▸ **TASK TO COMPLETE**
Using "Days" as the search string, find the matching lines below and copy them.
-=-=-
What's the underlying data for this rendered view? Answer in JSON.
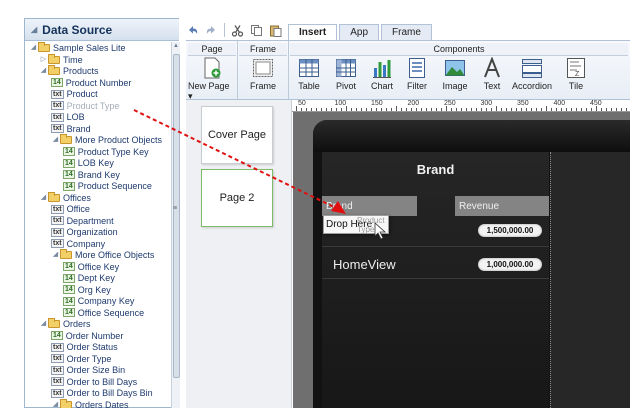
{
  "data_source": {
    "title": "Data Source",
    "tree": [
      {
        "label": "Sample Sales Lite",
        "kind": "folder",
        "twisty": "open",
        "dim": false
      },
      {
        "label": "Time",
        "kind": "folder",
        "twisty": "closed",
        "dim": false
      },
      {
        "label": "Products",
        "kind": "folder",
        "twisty": "open",
        "dim": false
      },
      {
        "label": "Product Number",
        "kind": "num",
        "dim": false
      },
      {
        "label": "Product",
        "kind": "txt",
        "dim": false
      },
      {
        "label": "Product Type",
        "kind": "txt",
        "dim": true
      },
      {
        "label": "LOB",
        "kind": "txt",
        "dim": false
      },
      {
        "label": "Brand",
        "kind": "txt",
        "dim": false
      },
      {
        "label": "More Product Objects",
        "kind": "folder",
        "twisty": "open",
        "dim": false
      },
      {
        "label": "Product Type Key",
        "kind": "num",
        "dim": false
      },
      {
        "label": "LOB Key",
        "kind": "num",
        "dim": false
      },
      {
        "label": "Brand Key",
        "kind": "num",
        "dim": false
      },
      {
        "label": "Product Sequence",
        "kind": "num",
        "dim": false
      },
      {
        "label": "Offices",
        "kind": "folder",
        "twisty": "open",
        "dim": false
      },
      {
        "label": "Office",
        "kind": "txt",
        "dim": false
      },
      {
        "label": "Department",
        "kind": "txt",
        "dim": false
      },
      {
        "label": "Organization",
        "kind": "txt",
        "dim": false
      },
      {
        "label": "Company",
        "kind": "txt",
        "dim": false
      },
      {
        "label": "More Office Objects",
        "kind": "folder",
        "twisty": "open",
        "dim": false
      },
      {
        "label": "Office Key",
        "kind": "num",
        "dim": false
      },
      {
        "label": "Dept Key",
        "kind": "num",
        "dim": false
      },
      {
        "label": "Org Key",
        "kind": "num",
        "dim": false
      },
      {
        "label": "Company Key",
        "kind": "num",
        "dim": false
      },
      {
        "label": "Office Sequence",
        "kind": "num",
        "dim": false
      },
      {
        "label": "Orders",
        "kind": "folder",
        "twisty": "open",
        "dim": false
      },
      {
        "label": "Order Number",
        "kind": "num",
        "dim": false
      },
      {
        "label": "Order Status",
        "kind": "txt",
        "dim": false
      },
      {
        "label": "Order Type",
        "kind": "txt",
        "dim": false
      },
      {
        "label": "Order Size Bin",
        "kind": "txt",
        "dim": false
      },
      {
        "label": "Order to Bill Days",
        "kind": "txt",
        "dim": false
      },
      {
        "label": "Order to Bill Days Bin",
        "kind": "txt",
        "dim": false
      },
      {
        "label": "Orders Dates",
        "kind": "folder",
        "twisty": "open",
        "dim": false
      }
    ],
    "badge_txt": "txt",
    "badge_num": "14"
  },
  "ribbon": {
    "tabs": [
      "Insert",
      "App",
      "Frame"
    ],
    "active_tab": "Insert",
    "groups": {
      "page": "Page",
      "frame": "Frame",
      "components": "Components"
    },
    "buttons": {
      "new_page": "New Page",
      "frame": "Frame",
      "table": "Table",
      "pivot": "Pivot",
      "chart": "Chart",
      "filter": "Filter",
      "image": "Image",
      "text": "Text",
      "accordion": "Accordion",
      "tile": "Tile"
    }
  },
  "ruler_numbers": [
    "50",
    "100",
    "150",
    "200",
    "250",
    "300",
    "350",
    "400",
    "450"
  ],
  "pages": [
    "Cover Page",
    "Page 2"
  ],
  "canvas": {
    "brand_title": "Brand",
    "col_brand": "Brand",
    "col_revenue": "Revenue",
    "row1_value": "1,500,000.00",
    "row2_label": "HomeView",
    "row2_value": "1,000,000.00"
  },
  "drop_hint": {
    "text": "Drop Here",
    "ghost": "Product Type"
  },
  "colors": {
    "drag_arrow": "#e01010",
    "accent_green": "#7dbb6b"
  }
}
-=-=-
▸ **EXERCISE SOLUTION**
        "label": "Order to Bill Days",
        "label": "Order to Bill Days Bin",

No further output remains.